### WHAT NEEDS TO BE DONE:
Return every line in the entries below where the word "content" shows up.

### MATERIAL SUPPLIED:
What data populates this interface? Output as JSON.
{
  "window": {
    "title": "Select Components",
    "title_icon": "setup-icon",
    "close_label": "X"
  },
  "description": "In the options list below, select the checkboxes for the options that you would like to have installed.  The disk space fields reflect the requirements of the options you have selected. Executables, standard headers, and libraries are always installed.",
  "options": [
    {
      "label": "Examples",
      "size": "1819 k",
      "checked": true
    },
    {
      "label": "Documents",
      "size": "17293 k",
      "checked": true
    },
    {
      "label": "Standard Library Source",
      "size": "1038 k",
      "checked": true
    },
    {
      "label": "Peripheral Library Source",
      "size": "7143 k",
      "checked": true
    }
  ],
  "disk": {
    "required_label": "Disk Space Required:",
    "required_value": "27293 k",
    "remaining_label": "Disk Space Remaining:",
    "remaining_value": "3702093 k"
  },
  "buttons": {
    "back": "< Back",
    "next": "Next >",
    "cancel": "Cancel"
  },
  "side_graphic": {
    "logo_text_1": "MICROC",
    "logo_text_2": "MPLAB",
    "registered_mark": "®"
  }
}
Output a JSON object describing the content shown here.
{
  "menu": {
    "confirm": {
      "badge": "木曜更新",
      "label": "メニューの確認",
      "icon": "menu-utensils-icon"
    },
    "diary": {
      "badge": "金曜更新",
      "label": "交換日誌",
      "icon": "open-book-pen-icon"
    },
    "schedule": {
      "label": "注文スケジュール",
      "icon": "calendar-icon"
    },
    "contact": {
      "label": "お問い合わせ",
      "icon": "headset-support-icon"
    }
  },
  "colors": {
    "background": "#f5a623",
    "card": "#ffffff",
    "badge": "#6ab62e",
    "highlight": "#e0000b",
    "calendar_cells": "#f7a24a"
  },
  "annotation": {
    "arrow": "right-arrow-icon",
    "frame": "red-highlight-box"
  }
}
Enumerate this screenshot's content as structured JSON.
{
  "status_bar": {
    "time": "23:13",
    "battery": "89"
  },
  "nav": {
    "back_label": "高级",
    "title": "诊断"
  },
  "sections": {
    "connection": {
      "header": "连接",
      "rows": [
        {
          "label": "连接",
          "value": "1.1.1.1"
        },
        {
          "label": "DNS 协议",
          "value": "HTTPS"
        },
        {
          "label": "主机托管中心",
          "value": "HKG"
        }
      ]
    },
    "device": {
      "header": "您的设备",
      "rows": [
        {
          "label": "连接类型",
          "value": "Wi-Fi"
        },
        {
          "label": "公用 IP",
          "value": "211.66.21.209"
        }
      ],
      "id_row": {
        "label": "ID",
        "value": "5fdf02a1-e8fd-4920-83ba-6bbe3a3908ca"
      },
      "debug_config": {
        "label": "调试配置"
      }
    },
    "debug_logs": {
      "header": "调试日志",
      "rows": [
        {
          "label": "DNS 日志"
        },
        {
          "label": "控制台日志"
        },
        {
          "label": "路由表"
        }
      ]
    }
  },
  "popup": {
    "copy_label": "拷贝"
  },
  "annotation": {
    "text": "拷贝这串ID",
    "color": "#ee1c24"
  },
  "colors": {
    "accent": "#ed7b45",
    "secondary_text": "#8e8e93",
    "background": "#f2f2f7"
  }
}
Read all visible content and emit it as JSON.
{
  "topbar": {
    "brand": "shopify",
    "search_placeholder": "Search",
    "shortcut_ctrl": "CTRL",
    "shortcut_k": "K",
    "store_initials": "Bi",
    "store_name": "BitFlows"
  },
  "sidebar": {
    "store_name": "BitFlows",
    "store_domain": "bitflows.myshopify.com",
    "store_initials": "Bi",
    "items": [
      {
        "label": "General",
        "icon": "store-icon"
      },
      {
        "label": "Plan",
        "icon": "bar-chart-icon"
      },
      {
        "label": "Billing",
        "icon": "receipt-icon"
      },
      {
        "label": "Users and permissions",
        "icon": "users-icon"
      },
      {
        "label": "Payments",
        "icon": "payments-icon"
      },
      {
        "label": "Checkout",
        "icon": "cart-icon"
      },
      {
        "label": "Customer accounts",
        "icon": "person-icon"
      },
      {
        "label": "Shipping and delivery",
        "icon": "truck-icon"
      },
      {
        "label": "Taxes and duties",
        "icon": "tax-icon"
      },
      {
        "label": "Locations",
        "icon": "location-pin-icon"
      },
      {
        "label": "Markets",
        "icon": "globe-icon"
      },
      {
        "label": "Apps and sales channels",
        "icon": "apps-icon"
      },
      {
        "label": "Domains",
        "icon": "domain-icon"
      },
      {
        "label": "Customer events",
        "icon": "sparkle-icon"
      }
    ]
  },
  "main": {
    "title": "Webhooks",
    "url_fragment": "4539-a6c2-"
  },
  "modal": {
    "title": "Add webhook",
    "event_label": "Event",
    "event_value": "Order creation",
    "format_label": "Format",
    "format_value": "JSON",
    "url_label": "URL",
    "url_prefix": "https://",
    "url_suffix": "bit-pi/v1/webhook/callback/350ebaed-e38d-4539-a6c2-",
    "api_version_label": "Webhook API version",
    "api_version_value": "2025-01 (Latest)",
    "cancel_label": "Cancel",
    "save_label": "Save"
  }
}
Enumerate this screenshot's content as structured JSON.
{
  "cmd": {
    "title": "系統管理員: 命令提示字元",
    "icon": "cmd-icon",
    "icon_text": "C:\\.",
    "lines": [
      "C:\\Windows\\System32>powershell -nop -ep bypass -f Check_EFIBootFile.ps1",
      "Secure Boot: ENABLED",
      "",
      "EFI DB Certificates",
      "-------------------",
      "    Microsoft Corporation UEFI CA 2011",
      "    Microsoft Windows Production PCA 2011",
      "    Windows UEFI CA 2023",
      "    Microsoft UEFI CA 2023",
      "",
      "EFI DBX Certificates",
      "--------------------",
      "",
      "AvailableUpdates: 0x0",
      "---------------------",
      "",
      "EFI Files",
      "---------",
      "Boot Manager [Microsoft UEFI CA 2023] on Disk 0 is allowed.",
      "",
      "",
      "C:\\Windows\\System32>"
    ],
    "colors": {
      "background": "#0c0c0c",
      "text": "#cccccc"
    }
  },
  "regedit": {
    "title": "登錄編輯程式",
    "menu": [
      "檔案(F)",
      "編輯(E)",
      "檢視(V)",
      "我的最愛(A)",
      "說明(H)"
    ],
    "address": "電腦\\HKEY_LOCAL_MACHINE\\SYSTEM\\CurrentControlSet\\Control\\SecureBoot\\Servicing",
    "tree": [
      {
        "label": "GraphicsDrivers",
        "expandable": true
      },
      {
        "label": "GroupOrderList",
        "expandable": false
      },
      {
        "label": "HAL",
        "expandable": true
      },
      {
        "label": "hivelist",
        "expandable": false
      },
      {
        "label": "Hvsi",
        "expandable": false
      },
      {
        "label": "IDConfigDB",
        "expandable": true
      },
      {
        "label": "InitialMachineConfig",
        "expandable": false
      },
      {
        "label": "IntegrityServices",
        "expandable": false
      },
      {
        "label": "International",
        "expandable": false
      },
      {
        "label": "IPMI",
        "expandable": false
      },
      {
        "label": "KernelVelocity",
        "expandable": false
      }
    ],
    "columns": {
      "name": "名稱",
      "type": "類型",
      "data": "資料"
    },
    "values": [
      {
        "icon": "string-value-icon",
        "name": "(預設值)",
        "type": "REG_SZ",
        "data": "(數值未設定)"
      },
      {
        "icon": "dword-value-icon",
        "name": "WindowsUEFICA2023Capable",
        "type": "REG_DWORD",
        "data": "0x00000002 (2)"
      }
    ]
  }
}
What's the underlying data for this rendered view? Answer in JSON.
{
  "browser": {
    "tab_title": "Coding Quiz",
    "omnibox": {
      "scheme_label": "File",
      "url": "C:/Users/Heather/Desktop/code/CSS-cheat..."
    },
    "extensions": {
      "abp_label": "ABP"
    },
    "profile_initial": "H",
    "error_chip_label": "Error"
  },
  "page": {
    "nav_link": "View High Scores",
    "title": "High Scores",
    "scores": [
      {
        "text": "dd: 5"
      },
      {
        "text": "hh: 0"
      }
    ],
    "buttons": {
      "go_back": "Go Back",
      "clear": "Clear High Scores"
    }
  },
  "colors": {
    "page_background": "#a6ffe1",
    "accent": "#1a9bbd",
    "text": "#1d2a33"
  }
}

### RESPONSE TO THE EXERCISE:
Output a JSON object describing the content shown here.
Enumerate this screenshot's content as structured JSON.
Read all visible content and emit it as JSON.
Enumerate this screenshot's content as structured JSON.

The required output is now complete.